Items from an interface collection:
Segment Open

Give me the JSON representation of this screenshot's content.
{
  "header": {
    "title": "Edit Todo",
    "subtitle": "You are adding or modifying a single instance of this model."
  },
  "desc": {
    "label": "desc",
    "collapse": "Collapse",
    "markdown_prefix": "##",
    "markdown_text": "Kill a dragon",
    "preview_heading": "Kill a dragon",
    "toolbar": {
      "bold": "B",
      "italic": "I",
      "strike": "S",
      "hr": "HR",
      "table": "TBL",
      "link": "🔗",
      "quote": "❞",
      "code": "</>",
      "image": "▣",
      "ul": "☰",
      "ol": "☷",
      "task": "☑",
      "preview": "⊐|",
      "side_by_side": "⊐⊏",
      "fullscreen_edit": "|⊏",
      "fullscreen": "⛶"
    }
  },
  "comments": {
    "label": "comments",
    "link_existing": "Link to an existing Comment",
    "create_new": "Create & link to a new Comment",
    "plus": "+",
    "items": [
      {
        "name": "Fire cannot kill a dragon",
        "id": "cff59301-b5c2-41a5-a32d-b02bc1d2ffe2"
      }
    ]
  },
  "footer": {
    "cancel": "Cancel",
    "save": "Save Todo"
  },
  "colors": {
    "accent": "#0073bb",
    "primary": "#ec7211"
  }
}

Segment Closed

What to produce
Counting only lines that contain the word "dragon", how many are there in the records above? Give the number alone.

Task result
3